Next to or facing the main stem or axis.
dorsal
Of or on the outer surface, underside, or back of an organ.
ventral
Of or on the lower or inner surface of an organ that faces the axis; adaxial.
symmetry
Exact correspondence of form and constituent configuration on opposite sides of a dividing line or plane or about a center or an axis.
cilia
minute hairlike processes that extend from a cell surface, composed of nine pairs of microtubules around a core of two microtubules. They beat rhythmically to move the cell or to move fluid or mucus over the surface. Of particular importance in the respiratory epithelium, contributing greatly to the mucociliary escalator.
contractile vacuole
A membrane-bound organelle found in certain protists that pumps fluid in a cyclical manner from within the cell to the outside by alternately filling and then contracting to release its contents at various points on the surface of the cell.

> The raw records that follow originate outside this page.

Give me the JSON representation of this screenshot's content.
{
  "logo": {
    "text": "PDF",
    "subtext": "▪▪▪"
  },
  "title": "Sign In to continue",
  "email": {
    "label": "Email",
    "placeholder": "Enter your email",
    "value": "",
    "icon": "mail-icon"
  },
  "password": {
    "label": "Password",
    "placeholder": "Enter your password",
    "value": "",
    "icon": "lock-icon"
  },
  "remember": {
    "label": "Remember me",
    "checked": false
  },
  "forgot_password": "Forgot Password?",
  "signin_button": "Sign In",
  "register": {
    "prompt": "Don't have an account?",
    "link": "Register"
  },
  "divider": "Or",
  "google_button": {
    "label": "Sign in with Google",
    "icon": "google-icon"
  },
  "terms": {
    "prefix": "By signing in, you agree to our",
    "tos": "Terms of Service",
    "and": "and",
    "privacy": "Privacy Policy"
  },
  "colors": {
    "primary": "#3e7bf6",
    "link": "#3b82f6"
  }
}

It functions in maintaining osmotic equilibrium.
flagella
A long, threadlike appendage, especially a whiplike extension of certain cells or unicellular organisms that functions as an organ of locomotion.
pseudopod
A temporary projection of the cytoplasm of certain cells, such as phagocytes, or of certain unicellular organisms, especially amoebas, that serves in locomotion and phagocytosis.
hierarchy
any system of persons or things ranked one above the other.
taxonomy
The science, laws, or principles of classification; systematics.
Carolus Linnaeus
The Swedish naturalist Carl Linnaeus (1707-1778) established the binomial system of biological nomenclature, formalized biological classification, and gave the first organization to ecology.
binomial nomenclature
The scientific naming of species whereby each species receives a Latin or Latinized name of two parts, the first indicating the genus and the second being the specific epithet.
biosphere
The part of the earth and its atmosphere in which living organisms exist or that is capable of supporting life.
species
A fundamental category of taxonomic classification, ranking below a genus or subgenus and consisting of related organisms capable of interbreeding.
anterior
In front of and facing away from the axis or stem.
posterior
Next to or facing the main stem or axis.
dorsal
Of or on the outer surface, underside, or back of an organ.
ventral
Of or on the lower or inner surface of an organ that faces the axis; adaxial.
symmetry
Exact correspondence of form and constituent configuration on opposite sides of a dividing line or plane or about a center or an axis.
radial symmetry
Symmetrical arrangement of constituents, especially of radiating parts, about a central point.
bilateral symmetry
Symmetrical arrangement, as of an organism or a body part, along a central axis, so that the body is divided into equivalent right and left halves by only one plane.
Cephalization
An evolutionary trend in the animal kingdom toward centralization of neural and sensory organs in the head or anterior region of the body.
blastula
An early embryonic form produced by cleavage of a fertilized ovum and consisting of a spherical layer of cells surrounding a fluid-filled cavity.
cladogram
A branching, treelike diagram in which the endpoints of the branches represent specific species of organisms. It is used to illustrate phylogenetic relationships and show points at which various species have diverged from common ancestral forms.
appendages
A part or organ, such as an arm, leg, tail, or fin, that is joined to the axis or trunk of a body.
ectotherm
An organism that regulates its body temperature largely by exchanging heat with its surroundings; a poikilotherm.
endotherm
An organism that generates heat to maintain its body temperature, typically above the temperature of its surroundings; a homeotherm.
amniotic egg
An egg that can be laid on land due to the presence of a fluid-filled amniotic sac (amnion) that cushions and protects the developing embryo; amniote- n. Any of a group of land-dwelling vertebrates that have an amnion during embryonic development, including reptiles, birds, and mammals.
tissue
An aggregation of morphologically similar cells and associated intercellular matter acting together to perform one or more specific functions in the body. There are four basic types of tissue: muscle, nerve, epidermal, and connective.
organ system
A group of organs in the human body that work together to carry out a vital body-function.